== Exercise materials
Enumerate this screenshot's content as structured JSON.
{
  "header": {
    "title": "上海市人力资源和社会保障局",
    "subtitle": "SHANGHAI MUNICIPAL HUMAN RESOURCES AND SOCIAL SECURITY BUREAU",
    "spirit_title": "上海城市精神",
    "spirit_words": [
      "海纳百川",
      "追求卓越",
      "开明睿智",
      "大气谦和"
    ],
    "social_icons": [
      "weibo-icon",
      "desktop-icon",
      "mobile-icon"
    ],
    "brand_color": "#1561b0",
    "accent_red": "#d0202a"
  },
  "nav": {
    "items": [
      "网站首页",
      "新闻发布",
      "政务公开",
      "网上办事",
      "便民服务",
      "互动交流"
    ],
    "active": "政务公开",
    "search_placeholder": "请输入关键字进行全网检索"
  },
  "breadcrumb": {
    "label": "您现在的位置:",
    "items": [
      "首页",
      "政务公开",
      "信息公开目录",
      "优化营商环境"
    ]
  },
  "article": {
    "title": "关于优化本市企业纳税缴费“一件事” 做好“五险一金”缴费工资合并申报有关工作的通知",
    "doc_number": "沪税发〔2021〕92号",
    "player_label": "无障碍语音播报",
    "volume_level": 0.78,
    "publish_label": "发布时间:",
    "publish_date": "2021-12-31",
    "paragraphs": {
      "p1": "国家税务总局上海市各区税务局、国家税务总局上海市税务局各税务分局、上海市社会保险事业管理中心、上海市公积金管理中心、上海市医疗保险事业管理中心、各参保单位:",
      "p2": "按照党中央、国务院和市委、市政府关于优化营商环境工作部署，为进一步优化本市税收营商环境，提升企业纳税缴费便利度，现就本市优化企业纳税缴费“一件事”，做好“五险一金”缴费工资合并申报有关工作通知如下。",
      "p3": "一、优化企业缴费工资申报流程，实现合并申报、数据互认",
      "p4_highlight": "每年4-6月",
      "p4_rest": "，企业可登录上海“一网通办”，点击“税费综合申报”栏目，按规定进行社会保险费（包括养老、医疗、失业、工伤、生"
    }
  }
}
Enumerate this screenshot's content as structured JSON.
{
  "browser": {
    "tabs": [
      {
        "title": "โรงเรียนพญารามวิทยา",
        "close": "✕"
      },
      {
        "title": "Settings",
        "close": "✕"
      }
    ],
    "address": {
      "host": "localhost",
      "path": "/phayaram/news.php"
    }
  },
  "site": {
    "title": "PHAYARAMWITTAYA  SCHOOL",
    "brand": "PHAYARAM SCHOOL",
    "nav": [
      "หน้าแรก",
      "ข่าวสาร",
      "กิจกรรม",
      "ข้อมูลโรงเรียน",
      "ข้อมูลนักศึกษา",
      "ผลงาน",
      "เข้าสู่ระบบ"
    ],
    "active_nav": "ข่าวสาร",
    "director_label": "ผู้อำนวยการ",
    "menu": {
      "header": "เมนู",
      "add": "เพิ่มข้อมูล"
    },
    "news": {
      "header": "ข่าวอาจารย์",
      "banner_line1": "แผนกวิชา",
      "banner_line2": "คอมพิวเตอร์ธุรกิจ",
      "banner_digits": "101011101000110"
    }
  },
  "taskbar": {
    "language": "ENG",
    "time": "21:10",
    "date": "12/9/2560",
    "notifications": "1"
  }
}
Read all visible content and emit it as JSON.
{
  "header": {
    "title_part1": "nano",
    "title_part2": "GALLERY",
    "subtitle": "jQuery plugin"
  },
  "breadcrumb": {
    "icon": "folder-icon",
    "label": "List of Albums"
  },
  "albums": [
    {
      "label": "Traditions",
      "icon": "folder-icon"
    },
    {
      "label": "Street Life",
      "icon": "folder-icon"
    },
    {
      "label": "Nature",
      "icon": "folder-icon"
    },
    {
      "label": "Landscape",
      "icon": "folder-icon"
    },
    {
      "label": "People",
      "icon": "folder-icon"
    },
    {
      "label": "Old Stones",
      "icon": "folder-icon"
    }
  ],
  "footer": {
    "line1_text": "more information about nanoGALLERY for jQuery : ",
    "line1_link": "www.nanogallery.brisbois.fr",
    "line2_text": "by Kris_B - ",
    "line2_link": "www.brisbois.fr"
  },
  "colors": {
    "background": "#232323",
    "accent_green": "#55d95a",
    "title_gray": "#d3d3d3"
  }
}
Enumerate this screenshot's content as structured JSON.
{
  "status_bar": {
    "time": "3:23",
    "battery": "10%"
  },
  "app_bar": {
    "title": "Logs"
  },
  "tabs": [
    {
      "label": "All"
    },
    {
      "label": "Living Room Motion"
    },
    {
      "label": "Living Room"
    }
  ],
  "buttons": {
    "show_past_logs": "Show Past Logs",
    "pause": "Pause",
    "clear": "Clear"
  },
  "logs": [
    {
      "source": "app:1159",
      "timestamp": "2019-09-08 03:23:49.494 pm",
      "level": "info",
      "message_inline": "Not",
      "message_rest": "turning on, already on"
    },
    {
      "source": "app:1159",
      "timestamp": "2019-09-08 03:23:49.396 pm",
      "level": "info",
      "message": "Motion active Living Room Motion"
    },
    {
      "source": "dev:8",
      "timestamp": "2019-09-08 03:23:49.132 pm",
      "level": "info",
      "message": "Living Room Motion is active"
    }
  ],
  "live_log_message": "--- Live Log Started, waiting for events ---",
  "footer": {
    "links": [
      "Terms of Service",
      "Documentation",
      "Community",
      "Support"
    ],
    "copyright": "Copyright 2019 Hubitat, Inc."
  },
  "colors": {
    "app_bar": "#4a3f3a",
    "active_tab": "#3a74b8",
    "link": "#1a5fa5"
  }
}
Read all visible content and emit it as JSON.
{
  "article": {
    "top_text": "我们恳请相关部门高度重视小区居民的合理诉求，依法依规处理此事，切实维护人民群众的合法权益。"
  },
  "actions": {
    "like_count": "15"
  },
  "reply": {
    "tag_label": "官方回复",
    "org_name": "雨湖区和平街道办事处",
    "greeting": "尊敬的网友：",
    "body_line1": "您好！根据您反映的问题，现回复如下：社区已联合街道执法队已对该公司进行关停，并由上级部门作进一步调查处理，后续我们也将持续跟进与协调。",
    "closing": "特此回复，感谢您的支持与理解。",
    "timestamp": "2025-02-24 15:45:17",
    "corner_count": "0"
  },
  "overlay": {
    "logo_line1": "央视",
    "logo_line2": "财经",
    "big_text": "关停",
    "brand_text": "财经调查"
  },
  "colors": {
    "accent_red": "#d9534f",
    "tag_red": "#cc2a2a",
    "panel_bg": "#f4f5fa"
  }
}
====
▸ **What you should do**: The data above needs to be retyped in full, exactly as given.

▸ **Response for this exercise**:
Enumerate this screenshot's content as structured JSON.
{
  "header": {
    "title": "上海市人力资源和社会保障局",
    "subtitle": "SHANGHAI MUNICIPAL HUMAN RESOURCES AND SOCIAL SECURITY BUREAU",
    "spirit_title": "上海城市精神",
    "spirit_words": [
      "海纳百川",
      "追求卓越",
      "开明睿智",
      "大气谦和"
    ],
    "social_icons": [
      "weibo-icon",
      "desktop-icon",
      "mobile-icon"
    ],
    "brand_color": "#1561b0",
    "accent_red": "#d0202a"
  },
  "nav": {
    "items": [
      "网站首页",
      "新闻发布",
      "政务公开",
      "网上办事",
      "便民服务",
      "互动交流"
    ],
    "active": "政务公开",
    "search_placeholder": "请输入关键字进行全网检索"
  },
  "breadcrumb": {
    "label": "您现在的位置:",
    "items": [
      "首页",
      "政务公开",
      "信息公开目录",
      "优化营商环境"
    ]
  },
  "article": {
    "title": "关于优化本市企业纳税缴费“一件事” 做好“五险一金”缴费工资合并申报有关工作的通知",
    "doc_number": "沪税发〔2021〕92号",
    "player_label": "无障碍语音播报",
    "volume_level": 0.78,
    "publish_label": "发布时间:",
    "publish_date": "2021-12-31",
    "paragraphs": {
      "p1": "国家税务总局上海市各区税务局、国家税务总局上海市税务局各税务分局、上海市社会保险事业管理中心、上海市公积金管理中心、上海市医疗保险事业管理中心、各参保单位:",
      "p2": "按照党中央、国务院和市委、市政府关于优化营商环境工作部署，为进一步优化本市税收营商环境，提升企业纳税缴费便利度，现就本市优化企业纳税缴费“一件事”，做好“五险一金”缴费工资合并申报有关工作通知如下。",
      "p3": "一、优化企业缴费工资申报流程，实现合并申报、数据互认",
      "p4_highlight": "每年4-6月",
      "p4_rest": "，企业可登录上海“一网通办”，点击“税费综合申报”栏目，按规定进行社会保险费（包括养老、医疗、失业、工伤、生"
    }
  }
}
Enumerate this screenshot's content as structured JSON.
{
  "browser": {
    "tabs": [
      {
        "title": "โรงเรียนพญารามวิทยา",
        "close": "✕"
      },
      {
        "title": "Settings",
        "close": "✕"
      }
    ],
    "address": {
      "host": "localhost",
      "path": "/phayaram/news.php"
    }
  },
  "site": {
    "title": "PHAYARAMWITTAYA  SCHOOL",
    "brand": "PHAYARAM SCHOOL",
    "nav": [
      "หน้าแรก",
      "ข่าวสาร",
      "กิจกรรม",
      "ข้อมูลโรงเรียน",
      "ข้อมูลนักศึกษา",
      "ผลงาน",
      "เข้าสู่ระบบ"
    ],
    "active_nav": "ข่าวสาร",
    "director_label": "ผู้อำนวยการ",
    "menu": {
      "header": "เมนู",
      "add": "เพิ่มข้อมูล"
    },
    "news": {
      "header": "ข่าวอาจารย์",
      "banner_line1": "แผนกวิชา",
      "banner_line2": "คอมพิวเตอร์ธุรกิจ",
      "banner_digits": "101011101000110"
    }
  },
  "taskbar": {
    "language": "ENG",
    "time": "21:10",
    "date": "12/9/2560",
    "notifications": "1"
  }
}
Read all visible content and emit it as JSON.
{
  "header": {
    "title_part1": "nano",
    "title_part2": "GALLERY",
    "subtitle": "jQuery plugin"
  },
  "breadcrumb": {
    "icon": "folder-icon",
    "label": "List of Albums"
  },
  "albums": [
    {
      "label": "Traditions",
      "icon": "folder-icon"
    },
    {
      "label": "Street Life",
      "icon": "folder-icon"
    },
    {
      "label": "Nature",
      "icon": "folder-icon"
    },
    {
      "label": "Landscape",
      "icon": "folder-icon"
    },
    {
      "label": "People",
      "icon": "folder-icon"
    },
    {
      "label": "Old Stones",
      "icon": "folder-icon"
    }
  ],
  "footer": {
    "line1_text": "more information about nanoGALLERY for jQuery : ",
    "line1_link": "www.nanogallery.brisbois.fr",
    "line2_text": "by Kris_B - ",
    "line2_link": "www.brisbois.fr"
  },
  "colors": {
    "background": "#232323",
    "accent_green": "#55d95a",
    "title_gray": "#d3d3d3"
  }
}
Enumerate this screenshot's content as structured JSON.
{
  "status_bar": {
    "time": "3:23",
    "battery": "10%"
  },
  "app_bar": {
    "title": "Logs"
  },
  "tabs": [
    {
      "label": "All"
    },
    {
      "label": "Living Room Motion"
    },
    {
      "label": "Living Room"
    }
  ],
  "buttons": {
    "show_past_logs": "Show Past Logs",
    "pause": "Pause",
    "clear": "Clear"
  },
  "logs": [
    {
      "source": "app:1159",
      "timestamp": "2019-09-08 03:23:49.494 pm",
      "level": "info",
      "message_inline": "Not",
      "message_rest": "turning on, already on"
    },
    {
      "source": "app:1159",
      "timestamp": "2019-09-08 03:23:49.396 pm",
      "level": "info",
      "message": "Motion active Living Room Motion"
    },
    {
      "source": "dev:8",
      "timestamp": "2019-09-08 03:23:49.132 pm",
      "level": "info",
      "message": "Living Room Motion is active"
    }
  ],
  "live_log_message": "--- Live Log Started, waiting for events ---",
  "footer": {
    "links": [
      "Terms of Service",
      "Documentation",
      "Community",
      "Support"
    ],
    "copyright": "Copyright 2019 Hubitat, Inc."
  },
  "colors": {
    "app_bar": "#4a3f3a",
    "active_tab": "#3a74b8",
    "link": "#1a5fa5"
  }
}
Read all visible content and emit it as JSON.
{
  "article": {
    "top_text": "我们恳请相关部门高度重视小区居民的合理诉求，依法依规处理此事，切实维护人民群众的合法权益。"
  },
  "actions": {
    "like_count": "15"
  },
  "reply": {
    "tag_label": "官方回复",
    "org_name": "雨湖区和平街道办事处",
    "greeting": "尊敬的网友：",
    "body_line1": "您好！根据您反映的问题，现回复如下：社区已联合街道执法队已对该公司进行关停，并由上级部门作进一步调查处理，后续我们也将持续跟进与协调。",
    "closing": "特此回复，感谢您的支持与理解。",
    "timestamp": "2025-02-24 15:45:17",
    "corner_count": "0"
  },
  "overlay": {
    "logo_line1": "央视",
    "logo_line2": "财经",
    "big_text": "关停",
    "brand_text": "财经调查"
  },
  "colors": {
    "accent_red": "#d9534f",
    "tag_red": "#cc2a2a",
    "panel_bg": "#f4f5fa"
  }
}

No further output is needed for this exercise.